> TRY IT: Your answer should be each line of the entries that contains the word "Kyiv", copied in full.

> RECORDS TO USE:

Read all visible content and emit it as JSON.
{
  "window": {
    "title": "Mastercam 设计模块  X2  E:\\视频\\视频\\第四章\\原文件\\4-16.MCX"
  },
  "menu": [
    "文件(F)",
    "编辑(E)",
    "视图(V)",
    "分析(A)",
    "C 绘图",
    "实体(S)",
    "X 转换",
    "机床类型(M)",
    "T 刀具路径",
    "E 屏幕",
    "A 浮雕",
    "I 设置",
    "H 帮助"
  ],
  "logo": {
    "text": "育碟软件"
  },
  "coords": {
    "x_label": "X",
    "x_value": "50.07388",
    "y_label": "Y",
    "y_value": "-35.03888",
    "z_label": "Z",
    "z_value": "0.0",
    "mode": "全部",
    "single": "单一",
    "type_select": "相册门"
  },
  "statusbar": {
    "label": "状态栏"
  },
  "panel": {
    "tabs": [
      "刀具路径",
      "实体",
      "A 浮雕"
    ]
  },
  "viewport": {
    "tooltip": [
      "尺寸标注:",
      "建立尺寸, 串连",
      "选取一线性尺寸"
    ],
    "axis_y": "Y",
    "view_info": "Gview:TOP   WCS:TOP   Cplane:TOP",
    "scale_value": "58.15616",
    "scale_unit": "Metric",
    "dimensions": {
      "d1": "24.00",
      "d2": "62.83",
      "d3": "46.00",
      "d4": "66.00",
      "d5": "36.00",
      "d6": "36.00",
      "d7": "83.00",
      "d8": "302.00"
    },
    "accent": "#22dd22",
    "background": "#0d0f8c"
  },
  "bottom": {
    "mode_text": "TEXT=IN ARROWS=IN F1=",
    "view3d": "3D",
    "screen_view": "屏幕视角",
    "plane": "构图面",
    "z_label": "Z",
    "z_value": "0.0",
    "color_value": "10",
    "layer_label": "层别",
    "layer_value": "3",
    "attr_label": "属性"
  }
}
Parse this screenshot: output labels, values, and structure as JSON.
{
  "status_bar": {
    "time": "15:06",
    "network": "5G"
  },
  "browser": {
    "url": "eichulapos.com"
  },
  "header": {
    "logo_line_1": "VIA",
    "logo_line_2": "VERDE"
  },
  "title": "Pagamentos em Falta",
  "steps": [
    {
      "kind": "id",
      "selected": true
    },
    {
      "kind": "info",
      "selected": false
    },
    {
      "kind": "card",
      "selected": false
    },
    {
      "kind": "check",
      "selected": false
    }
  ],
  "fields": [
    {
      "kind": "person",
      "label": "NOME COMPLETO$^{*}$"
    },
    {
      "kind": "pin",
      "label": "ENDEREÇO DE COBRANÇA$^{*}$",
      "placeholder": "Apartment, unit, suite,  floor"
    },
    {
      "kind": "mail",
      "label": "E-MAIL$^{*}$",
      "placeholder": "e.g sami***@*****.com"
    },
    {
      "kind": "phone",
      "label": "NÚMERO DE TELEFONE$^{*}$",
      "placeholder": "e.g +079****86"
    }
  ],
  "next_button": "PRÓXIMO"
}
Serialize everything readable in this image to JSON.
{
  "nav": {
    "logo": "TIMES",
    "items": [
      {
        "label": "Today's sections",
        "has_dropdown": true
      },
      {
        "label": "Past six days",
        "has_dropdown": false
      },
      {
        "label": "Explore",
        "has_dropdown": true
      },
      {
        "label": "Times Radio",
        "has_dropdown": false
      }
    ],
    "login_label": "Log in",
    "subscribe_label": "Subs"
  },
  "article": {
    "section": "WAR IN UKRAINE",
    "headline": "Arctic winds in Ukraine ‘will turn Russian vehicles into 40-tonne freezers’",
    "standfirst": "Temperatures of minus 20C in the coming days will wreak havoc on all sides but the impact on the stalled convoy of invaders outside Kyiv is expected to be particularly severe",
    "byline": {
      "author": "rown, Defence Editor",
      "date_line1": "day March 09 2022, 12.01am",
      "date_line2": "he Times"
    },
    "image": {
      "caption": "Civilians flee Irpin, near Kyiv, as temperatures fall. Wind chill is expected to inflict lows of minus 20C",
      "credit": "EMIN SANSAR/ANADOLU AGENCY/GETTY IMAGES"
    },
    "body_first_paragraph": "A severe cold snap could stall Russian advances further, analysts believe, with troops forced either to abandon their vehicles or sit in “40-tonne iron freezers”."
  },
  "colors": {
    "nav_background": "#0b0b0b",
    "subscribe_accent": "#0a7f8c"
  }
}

> EXPECTED ANSWER:
    "standfirst": "Temperatures of minus 20C in the coming days will wreak havoc on all sides but the impact on the stalled convoy of invaders outside Kyiv is expected to be particularly severe",
      "caption": "Civilians flee Irpin, near Kyiv, as temperatures fall. Wind chill is expected to inflict lows of minus 20C",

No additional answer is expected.